Dataset rows for apps and sites
• • • •

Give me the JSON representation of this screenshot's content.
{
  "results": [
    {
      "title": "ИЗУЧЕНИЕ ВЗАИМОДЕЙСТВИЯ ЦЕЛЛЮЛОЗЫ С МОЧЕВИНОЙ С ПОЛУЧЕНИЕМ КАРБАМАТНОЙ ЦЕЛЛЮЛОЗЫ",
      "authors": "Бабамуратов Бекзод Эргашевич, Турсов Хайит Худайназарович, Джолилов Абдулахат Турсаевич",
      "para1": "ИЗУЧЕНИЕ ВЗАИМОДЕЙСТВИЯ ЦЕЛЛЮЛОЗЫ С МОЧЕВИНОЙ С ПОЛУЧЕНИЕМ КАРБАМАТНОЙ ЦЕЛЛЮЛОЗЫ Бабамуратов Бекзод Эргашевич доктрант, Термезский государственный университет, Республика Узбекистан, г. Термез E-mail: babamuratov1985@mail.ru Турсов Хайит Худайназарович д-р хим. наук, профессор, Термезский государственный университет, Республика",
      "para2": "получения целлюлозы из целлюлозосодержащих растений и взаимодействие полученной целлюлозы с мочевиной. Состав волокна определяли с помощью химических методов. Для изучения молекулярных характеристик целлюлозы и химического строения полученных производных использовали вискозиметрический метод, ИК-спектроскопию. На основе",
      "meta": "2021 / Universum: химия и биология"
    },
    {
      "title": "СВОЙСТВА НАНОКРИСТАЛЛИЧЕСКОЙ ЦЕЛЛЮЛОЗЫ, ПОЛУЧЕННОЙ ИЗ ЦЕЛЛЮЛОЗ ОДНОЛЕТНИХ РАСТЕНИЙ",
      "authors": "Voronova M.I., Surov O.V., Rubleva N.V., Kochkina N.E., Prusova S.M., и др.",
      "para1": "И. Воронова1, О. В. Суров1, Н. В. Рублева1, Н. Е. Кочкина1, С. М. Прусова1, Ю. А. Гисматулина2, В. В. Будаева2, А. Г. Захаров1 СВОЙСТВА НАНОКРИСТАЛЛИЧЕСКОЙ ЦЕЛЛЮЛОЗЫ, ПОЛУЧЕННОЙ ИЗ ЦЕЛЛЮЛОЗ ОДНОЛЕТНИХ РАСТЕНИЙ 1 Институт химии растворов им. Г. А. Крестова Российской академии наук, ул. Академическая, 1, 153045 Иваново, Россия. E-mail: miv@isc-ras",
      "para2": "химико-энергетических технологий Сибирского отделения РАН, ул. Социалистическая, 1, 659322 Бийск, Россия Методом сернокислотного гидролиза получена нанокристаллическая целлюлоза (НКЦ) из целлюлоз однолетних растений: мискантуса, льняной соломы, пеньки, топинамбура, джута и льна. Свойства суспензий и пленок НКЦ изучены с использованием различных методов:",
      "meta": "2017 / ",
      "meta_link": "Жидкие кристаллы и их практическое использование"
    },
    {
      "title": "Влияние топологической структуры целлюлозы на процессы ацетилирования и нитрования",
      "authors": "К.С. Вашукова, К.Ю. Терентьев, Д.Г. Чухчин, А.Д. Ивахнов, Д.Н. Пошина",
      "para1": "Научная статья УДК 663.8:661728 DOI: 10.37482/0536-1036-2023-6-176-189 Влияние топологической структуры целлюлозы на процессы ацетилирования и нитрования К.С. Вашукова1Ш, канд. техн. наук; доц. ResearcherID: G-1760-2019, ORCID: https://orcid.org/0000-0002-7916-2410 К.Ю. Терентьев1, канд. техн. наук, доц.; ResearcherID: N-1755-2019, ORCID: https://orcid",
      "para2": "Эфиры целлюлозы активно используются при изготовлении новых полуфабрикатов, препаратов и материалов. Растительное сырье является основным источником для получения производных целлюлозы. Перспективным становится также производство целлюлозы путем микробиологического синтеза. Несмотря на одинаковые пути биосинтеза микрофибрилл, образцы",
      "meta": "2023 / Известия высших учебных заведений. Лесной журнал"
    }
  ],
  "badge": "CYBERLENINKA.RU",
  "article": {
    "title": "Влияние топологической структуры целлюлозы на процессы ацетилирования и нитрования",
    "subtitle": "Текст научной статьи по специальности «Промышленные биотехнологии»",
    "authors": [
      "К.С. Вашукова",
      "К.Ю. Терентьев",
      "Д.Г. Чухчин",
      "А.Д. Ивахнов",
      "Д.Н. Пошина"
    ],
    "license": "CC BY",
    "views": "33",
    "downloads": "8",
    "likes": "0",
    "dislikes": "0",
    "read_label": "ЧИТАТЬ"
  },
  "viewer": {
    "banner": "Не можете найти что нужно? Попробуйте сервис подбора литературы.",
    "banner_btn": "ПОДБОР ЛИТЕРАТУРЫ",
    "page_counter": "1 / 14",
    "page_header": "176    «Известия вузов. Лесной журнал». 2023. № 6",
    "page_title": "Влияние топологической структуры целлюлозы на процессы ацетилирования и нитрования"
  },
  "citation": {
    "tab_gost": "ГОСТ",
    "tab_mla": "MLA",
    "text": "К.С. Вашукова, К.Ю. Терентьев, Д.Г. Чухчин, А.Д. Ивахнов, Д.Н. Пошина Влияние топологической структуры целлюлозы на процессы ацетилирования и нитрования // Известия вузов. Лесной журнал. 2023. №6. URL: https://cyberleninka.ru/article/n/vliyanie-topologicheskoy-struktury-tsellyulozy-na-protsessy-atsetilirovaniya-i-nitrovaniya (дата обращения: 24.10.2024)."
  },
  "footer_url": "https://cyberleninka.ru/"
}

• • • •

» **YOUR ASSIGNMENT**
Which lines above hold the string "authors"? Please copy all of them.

» **EXPECTED ANSWER**
      "authors": "Бабамуратов Бекзод Эргашевич, Турсов Хайит Худайназарович, Джолилов Абдулахат Турсаевич",
      "authors": "Voronova M.I., Surov O.V., Rubleva N.V., Kochkina N.E., Prusova S.M., и др.",
      "authors": "К.С. Вашукова, К.Ю. Терентьев, Д.Г. Чухчин, А.Д. Ивахнов, Д.Н. Пошина",
    "authors": [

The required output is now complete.